The third period is known as Modern English, lasting from about 1500 to the present. During this period the endings became reduced to a very few. As you can see, the medieval period was twice as long as the modern period. And you may be surprised to find that Shakespeare wrote Modern English! Well, if that goes against your intuitions, you'll be happy to know that the modern period is divided into Early Modern English (about 1500-1800) and Present-Day English (1800 to the present). Around 1800, the language (in its written form, at least) achieved approximately its present form.

6. How exactly has English changed?

Now we're getting into the nitty gritty of the subject. You already know part of the answer: English lost many of its grammatical endings over the course of time and word order became increasingly more important. But changes also occurred in handwriting, spelling, pronunciation, vocabulary, and idiom as well. Cultural attitudes about the use of English have also changed considerably, often in ways that reflect wider social attitudes.

7. Why did English change?

The standard non-scholarly answer is that people were lazy and careless with their use of language. Certainly some people have been (and still are) guilty of lazy and careless usage. But are we then to conclude that we have inherited 1,500 years of laziness and carelessness, and that, if we were only more conscientious, we could all speak beautiful Old English? The fact is that even competent use of the language has changed over time. The more discerning of you might come up with a different reason for the changes English has undergone: to simplify its many complexities. Well, if that's what you thought of, you're on to something.

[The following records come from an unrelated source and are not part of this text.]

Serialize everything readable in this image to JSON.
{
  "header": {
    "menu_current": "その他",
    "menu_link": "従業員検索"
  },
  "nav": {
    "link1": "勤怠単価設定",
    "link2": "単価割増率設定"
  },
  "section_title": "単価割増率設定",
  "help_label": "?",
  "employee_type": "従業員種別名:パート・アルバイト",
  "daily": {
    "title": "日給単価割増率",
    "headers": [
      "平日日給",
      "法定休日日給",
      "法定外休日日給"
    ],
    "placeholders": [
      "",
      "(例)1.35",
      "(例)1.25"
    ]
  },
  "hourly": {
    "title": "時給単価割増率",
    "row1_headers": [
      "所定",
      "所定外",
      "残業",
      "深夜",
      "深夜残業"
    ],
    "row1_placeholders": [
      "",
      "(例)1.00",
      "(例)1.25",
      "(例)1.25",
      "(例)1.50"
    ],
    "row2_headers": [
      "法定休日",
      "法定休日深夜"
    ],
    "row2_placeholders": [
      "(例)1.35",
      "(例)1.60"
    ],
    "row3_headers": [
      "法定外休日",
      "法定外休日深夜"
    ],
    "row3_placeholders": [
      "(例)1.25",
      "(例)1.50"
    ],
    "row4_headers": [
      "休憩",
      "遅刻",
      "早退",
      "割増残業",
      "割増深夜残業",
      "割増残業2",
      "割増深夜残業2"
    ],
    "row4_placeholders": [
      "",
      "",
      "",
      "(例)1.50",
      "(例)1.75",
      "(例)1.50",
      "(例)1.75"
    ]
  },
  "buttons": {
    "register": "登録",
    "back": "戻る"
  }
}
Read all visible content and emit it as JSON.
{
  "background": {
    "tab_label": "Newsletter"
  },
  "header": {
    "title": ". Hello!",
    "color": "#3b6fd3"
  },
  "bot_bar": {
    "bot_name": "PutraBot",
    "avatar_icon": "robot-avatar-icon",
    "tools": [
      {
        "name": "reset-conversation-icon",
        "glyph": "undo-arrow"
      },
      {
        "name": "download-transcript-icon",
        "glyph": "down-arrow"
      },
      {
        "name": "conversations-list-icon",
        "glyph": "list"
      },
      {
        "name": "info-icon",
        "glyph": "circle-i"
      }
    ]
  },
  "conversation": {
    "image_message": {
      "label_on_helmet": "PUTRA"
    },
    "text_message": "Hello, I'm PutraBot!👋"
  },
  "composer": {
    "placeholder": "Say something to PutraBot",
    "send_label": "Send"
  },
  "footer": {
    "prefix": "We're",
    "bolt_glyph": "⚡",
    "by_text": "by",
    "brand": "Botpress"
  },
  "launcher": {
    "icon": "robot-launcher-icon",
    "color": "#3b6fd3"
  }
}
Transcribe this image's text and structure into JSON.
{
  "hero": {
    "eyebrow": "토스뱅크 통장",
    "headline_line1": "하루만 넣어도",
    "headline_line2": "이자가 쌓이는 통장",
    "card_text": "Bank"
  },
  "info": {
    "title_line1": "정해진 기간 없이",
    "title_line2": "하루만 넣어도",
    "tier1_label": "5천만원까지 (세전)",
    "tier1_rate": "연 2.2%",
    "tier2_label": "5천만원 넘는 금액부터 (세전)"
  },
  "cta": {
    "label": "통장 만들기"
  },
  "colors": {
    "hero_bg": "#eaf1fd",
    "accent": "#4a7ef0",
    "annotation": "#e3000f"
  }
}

But you shouldn't think that we now speak a simpler language than the Anglo-Saxons did. Tweaking one aspect of the language to make it simpler often creates new complexities. This is what drives language to change constantly.

8. Did English change because of historical events?

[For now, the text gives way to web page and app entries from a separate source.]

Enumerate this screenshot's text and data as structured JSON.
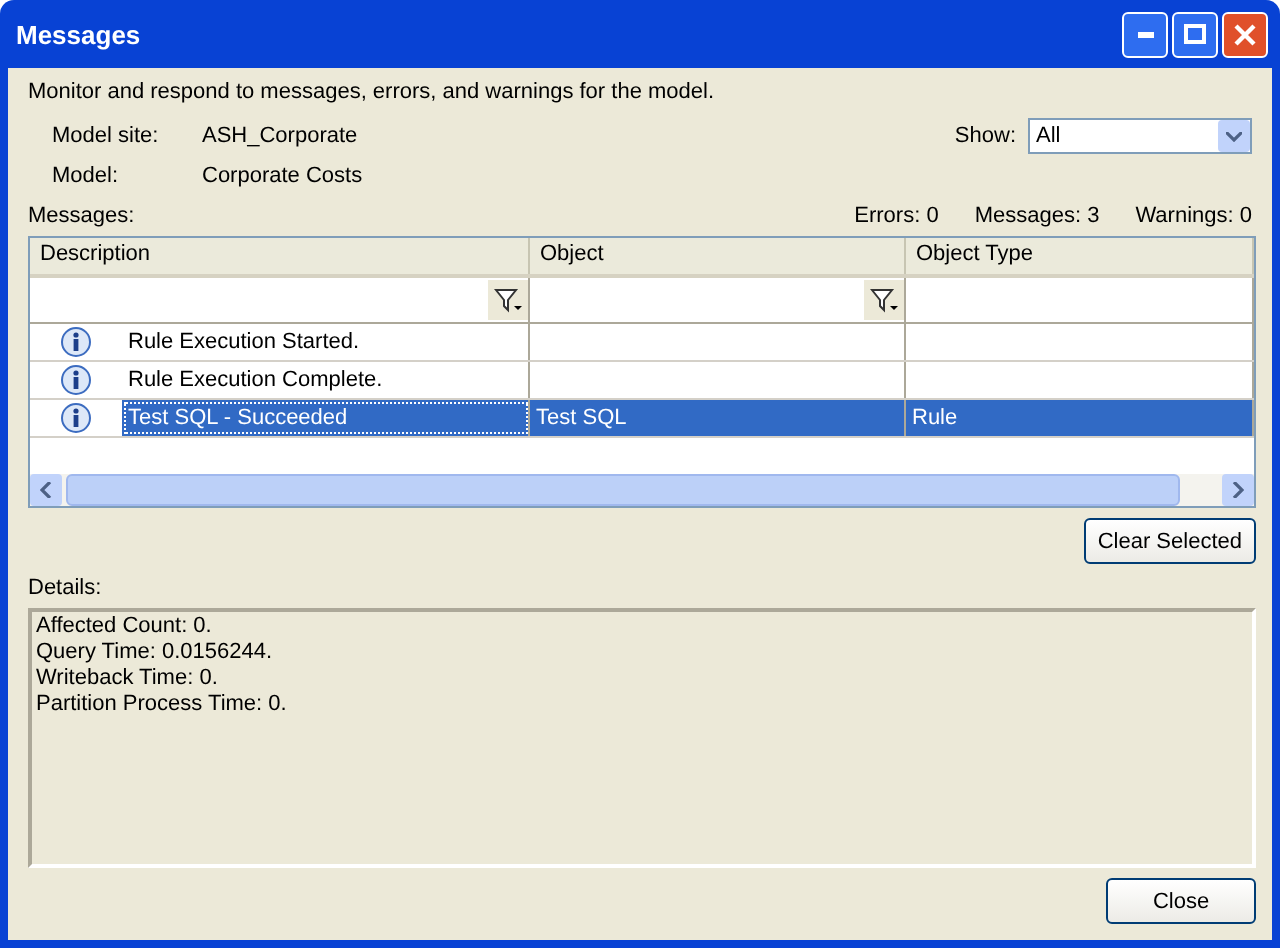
{
  "window": {
    "title": "Messages"
  },
  "intro": "Monitor and respond to messages, errors, and warnings for the model.",
  "info": [
    {
      "label": "Model site:",
      "value": "ASH_Corporate"
    },
    {
      "label": "Model:",
      "value": "Corporate Costs"
    }
  ],
  "show": {
    "label": "Show:",
    "value": "All"
  },
  "messages_label": "Messages:",
  "counts": [
    "Errors: 0",
    "Messages: 3",
    "Warnings: 0"
  ],
  "table": {
    "columns": [
      {
        "label": "Description",
        "filter": true
      },
      {
        "label": "Object",
        "filter": true
      },
      {
        "label": "Object Type",
        "filter": false
      }
    ],
    "rows": [
      {
        "cells": [
          "Rule Execution Started.",
          "",
          ""
        ],
        "selected": false
      },
      {
        "cells": [
          "Rule Execution Complete.",
          "",
          ""
        ],
        "selected": false
      },
      {
        "cells": [
          "Test SQL - Succeeded",
          "Test SQL",
          "Rule"
        ],
        "selected": true
      }
    ]
  },
  "clear_button": "Clear Selected",
  "details_label": "Details:",
  "details": [
    "Affected Count: 0.",
    "Query Time: 0.0156244.",
    "Writeback Time: 0.",
    "Partition Process Time: 0."
  ],
  "close_button": "Close"
}
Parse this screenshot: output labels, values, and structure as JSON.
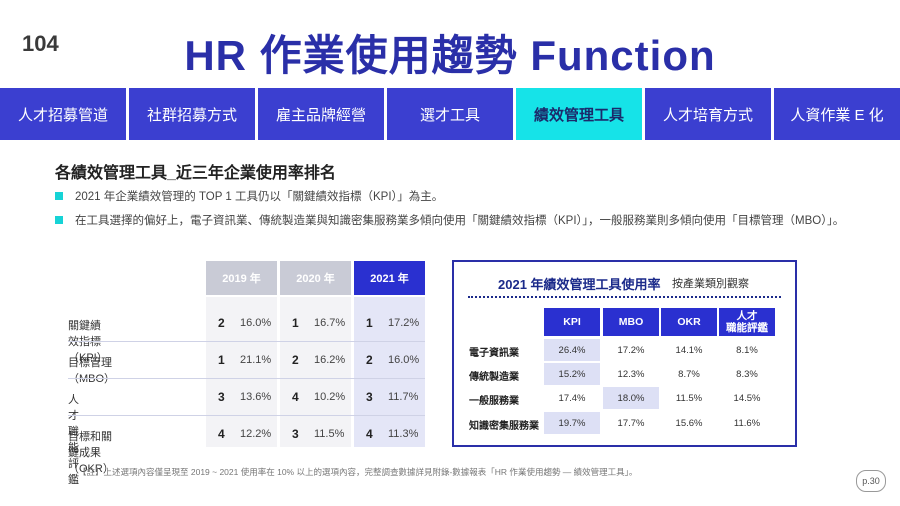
{
  "logo": {
    "text": "104"
  },
  "header": {
    "title": "HR 作業使用趨勢  Function"
  },
  "nav": {
    "tabs": [
      {
        "label": "人才招募管道"
      },
      {
        "label": "社群招募方式"
      },
      {
        "label": "雇主品牌經營"
      },
      {
        "label": "選才工具"
      },
      {
        "label": "績效管理工具"
      },
      {
        "label": "人才培育方式"
      },
      {
        "label": "人資作業 E 化"
      }
    ],
    "active_index": 4
  },
  "section": {
    "subtitle": "各績效管理工具_近三年企業使用率排名",
    "bullets": [
      "2021 年企業績效管理的 TOP 1 工具仍以「關鍵績效指標（KPI）」為主。",
      "在工具選擇的偏好上，電子資訊業、傳統製造業與知識密集服務業多傾向使用「關鍵績效指標（KPI）」，一般服務業則多傾向使用「目標管理（MBO）」。"
    ]
  },
  "rank_table": {
    "years": [
      "2019 年",
      "2020 年",
      "2021 年"
    ],
    "rows": [
      {
        "label": "關鍵績效指標（KPI）",
        "cells": [
          {
            "rank": "2",
            "pct": "16.0%"
          },
          {
            "rank": "1",
            "pct": "16.7%"
          },
          {
            "rank": "1",
            "pct": "17.2%"
          }
        ]
      },
      {
        "label": "目標管理（MBO）",
        "cells": [
          {
            "rank": "1",
            "pct": "21.1%"
          },
          {
            "rank": "2",
            "pct": "16.2%"
          },
          {
            "rank": "2",
            "pct": "16.0%"
          }
        ]
      },
      {
        "label": "人才職能評鑑",
        "cells": [
          {
            "rank": "3",
            "pct": "13.6%"
          },
          {
            "rank": "4",
            "pct": "10.2%"
          },
          {
            "rank": "3",
            "pct": "11.7%"
          }
        ]
      },
      {
        "label": "目標和關鍵成果（OKR）",
        "cells": [
          {
            "rank": "4",
            "pct": "12.2%"
          },
          {
            "rank": "3",
            "pct": "11.5%"
          },
          {
            "rank": "4",
            "pct": "11.3%"
          }
        ]
      }
    ]
  },
  "industry_panel": {
    "title": "2021 年績效管理工具使用率",
    "subtitle": "按產業類別觀察",
    "columns": [
      "KPI",
      "MBO",
      "OKR",
      "人才\n職能評鑑"
    ],
    "rows": [
      {
        "label": "電子資訊業",
        "values": [
          "26.4%",
          "17.2%",
          "14.1%",
          "8.1%"
        ],
        "highlight": 0
      },
      {
        "label": "傳統製造業",
        "values": [
          "15.2%",
          "12.3%",
          "8.7%",
          "8.3%"
        ],
        "highlight": 0
      },
      {
        "label": "一般服務業",
        "values": [
          "17.4%",
          "18.0%",
          "11.5%",
          "14.5%"
        ],
        "highlight": 1
      },
      {
        "label": "知識密集服務業",
        "values": [
          "19.7%",
          "17.7%",
          "15.6%",
          "11.6%"
        ],
        "highlight": 0
      }
    ]
  },
  "footer": {
    "note": "【註】上述選項內容僅呈現至 2019 ~ 2021 使用率在 10% 以上的選項內容，完整調查數據詳見附錄-數據報表「HR 作業使用趨勢 — 績效管理工具」。",
    "page": "p.30"
  },
  "colors": {
    "accent": "#2a2fa8",
    "nav": "#3b3fd0",
    "nav_active": "#16e3e8",
    "highlight": "#dde0f5"
  }
}
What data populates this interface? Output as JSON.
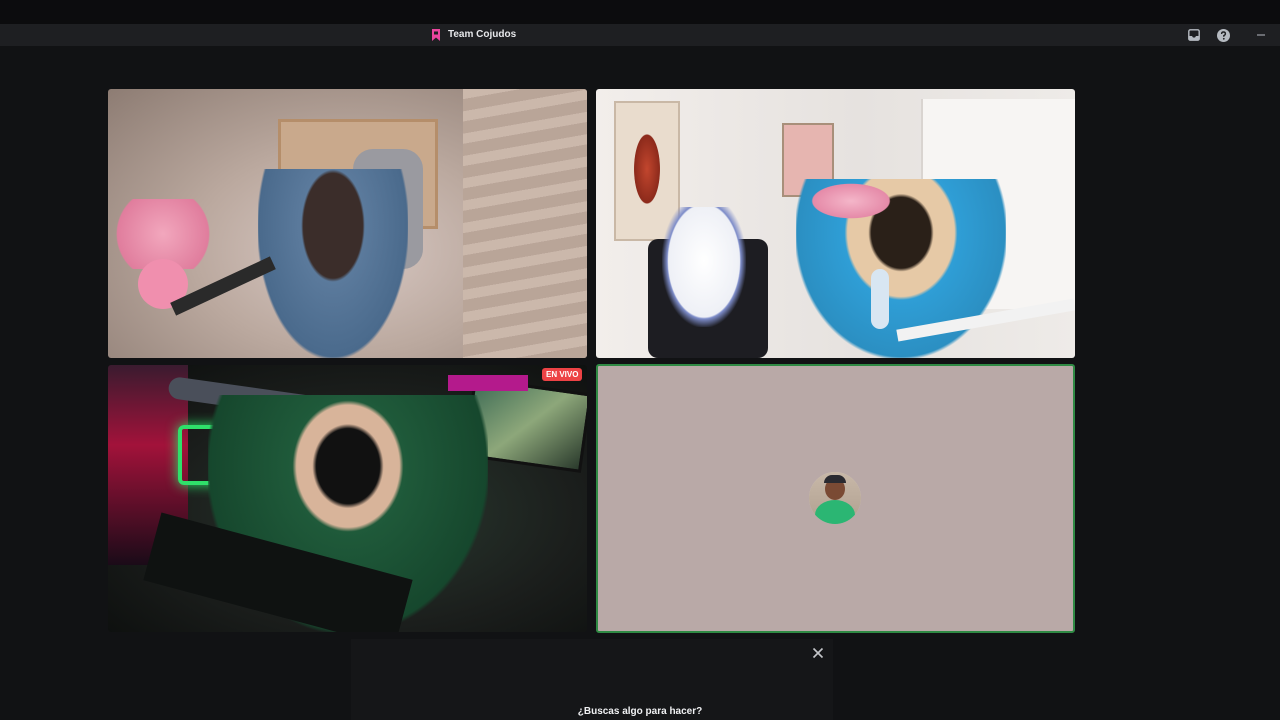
{
  "window": {
    "title": "Team Cojudos",
    "title_icon": "bookmark-icon",
    "accent_color": "#eb459e",
    "buttons": [
      {
        "name": "inbox-icon"
      },
      {
        "name": "help-icon"
      },
      {
        "name": "minimize-icon"
      }
    ]
  },
  "stage": {
    "tiles": [
      {
        "name": "participant-video-1",
        "type": "camera"
      },
      {
        "name": "participant-video-2",
        "type": "camera"
      },
      {
        "name": "participant-video-3",
        "type": "camera",
        "badge": "EN VIVO",
        "badge_color": "#ed4245"
      },
      {
        "name": "participant-avatar-4",
        "type": "avatar",
        "speaking_border": "#2f8a44",
        "background": "#b9a9a7"
      }
    ]
  },
  "activity_panel": {
    "prompt": "¿Buscas algo para hacer?",
    "close_icon": "close-icon"
  }
}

This is another common reason given for many of the developments English has undergone. The relationship between the internal history of the language and the external history of its speakers is a complex one. Different aspects of the language are affected to different extents by external history. The answer, then, is both yes and no. It depends on which individual changes you are looking at.

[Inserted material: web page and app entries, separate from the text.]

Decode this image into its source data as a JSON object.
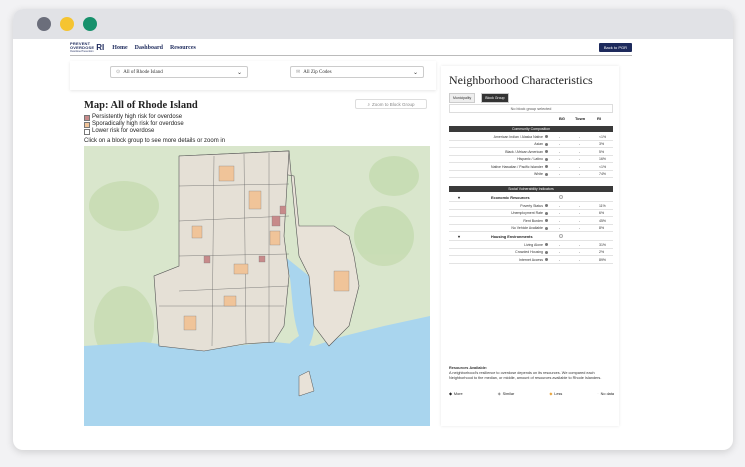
{
  "browser": {
    "dots": [
      "#6b6e7b",
      "#f5c431",
      "#17916c"
    ]
  },
  "nav": {
    "logo_line1": "PREVENT",
    "logo_line2": "OVERDOSE",
    "logo_ri": "RI",
    "logo_sub": "Overdose Prevention",
    "links": [
      "Home",
      "Dashboard",
      "Resources"
    ],
    "back_label": "Back to PGR"
  },
  "selectors": {
    "municipality": "All of Rhode Island",
    "zip": "All Zip Codes"
  },
  "map": {
    "title": "Map: All of Rhode Island",
    "zoom_label": "Zoom to Block Group",
    "legend": [
      {
        "label": "Persistently high risk for overdose",
        "color": "#c78a8a"
      },
      {
        "label": "Sporadically high risk for overdose",
        "color": "#f0c499"
      },
      {
        "label": "Lower risk for overdose",
        "color": "#ffffff"
      }
    ],
    "hint": "Click on a block group to see more details or zoom in"
  },
  "panel": {
    "title": "Neighborhood Characteristics",
    "tabs": [
      "Municipality",
      "Block Group"
    ],
    "no_selection": "No block group selected",
    "columns": [
      "BG",
      "Town",
      "RI"
    ],
    "community_header": "Community Composition",
    "community_rows": [
      {
        "label": "American Indian / Alaska Native",
        "bg": "-",
        "town": "-",
        "ri": "<1%"
      },
      {
        "label": "Asian",
        "bg": "-",
        "town": "-",
        "ri": "3%"
      },
      {
        "label": "Black / African American",
        "bg": "-",
        "town": "-",
        "ri": "5%"
      },
      {
        "label": "Hispanic / Latino",
        "bg": "-",
        "town": "-",
        "ri": "16%"
      },
      {
        "label": "Native Hawaiian / Pacific Islander",
        "bg": "-",
        "town": "-",
        "ri": "<1%"
      },
      {
        "label": "White",
        "bg": "-",
        "town": "-",
        "ri": "74%"
      }
    ],
    "svi_header": "Social Vulnerability Indicators",
    "econ_label": "Economic Resources",
    "econ_rows": [
      {
        "label": "Poverty Status",
        "bg": "-",
        "town": "-",
        "ri": "11%"
      },
      {
        "label": "Unemployment Rate",
        "bg": "-",
        "town": "-",
        "ri": "6%"
      },
      {
        "label": "Rent Burden",
        "bg": "-",
        "town": "-",
        "ri": "45%"
      },
      {
        "label": "No Vehicle Available",
        "bg": "-",
        "town": "-",
        "ri": "8%"
      }
    ],
    "housing_label": "Housing Environments",
    "housing_rows": [
      {
        "label": "Living Alone",
        "bg": "-",
        "town": "-",
        "ri": "31%"
      },
      {
        "label": "Crowded Housing",
        "bg": "-",
        "town": "-",
        "ri": "2%"
      },
      {
        "label": "Internet Access",
        "bg": "-",
        "town": "-",
        "ri": "89%"
      }
    ],
    "footer_title": "Resources Available:",
    "footer_text": "A neighborhood's resilience to overdose depends on its resources. We compared each Neighborhood to the median, or middle, amount of resources available to Rhode Islanders.",
    "keys": [
      "More",
      "Similar",
      "Less",
      "No data"
    ]
  }
}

9. What did Old English, Middle English, and Early Modern English sound like?

A National Endowment for the Humanities grant allowed me to build a time machine, and the resulting extensive library of recordings will bear fruit in my Anglo-Saxon Drinking Songs CD, to be released next year. Sadly, I was unable to bring my camera equipment into the theatre when I tried to get the first production of Hamlet on film. OK, my little joke. We don't really have any way of knowing how English was pronounced before the invention of sound recordings. But we do have some remarkably good evidence, either from contemporary observations or from a technique called linguistic reconstruction. So we can guess at the pronunciation without being too far off. Samples of modern scholars' recordings of Old English and Middle English can be found online at Chaucer Studio. Sadly, most people read Early Modern literature with today's pronunciation, so there are no similar collections of recordings of pronunciation between the year 1500 and the invention of modern recording equipment.

10. What do I need to know for this course, and what will I learn?

The course is designed to introduce you to the two most important things you need to know about the history of the English language: the history of those who spoke (and speak) English and the grammatical structures of English at various stages of history. Essentially, you will study both history and linguistics. Be prepared to take on both. You'll come away with a lot more, as well: knowledge about literature and poetry, art and archaeology, and sociology. You'll also develop analytical skills and an understanding of the way systems work. Most importantly, you'll pick up thousands of items of trivia which are sure to come in handy as pick-up lines....

Copyright (C)1999 by Scott Kleinman
Distribution or reproduction of any kind is prohibited.
Home Page | Syllabus | Assignments | Resources & Tutorials | Interactive Web Site | External Links | Kleinman Home Page
Last Update: 3 September, 2006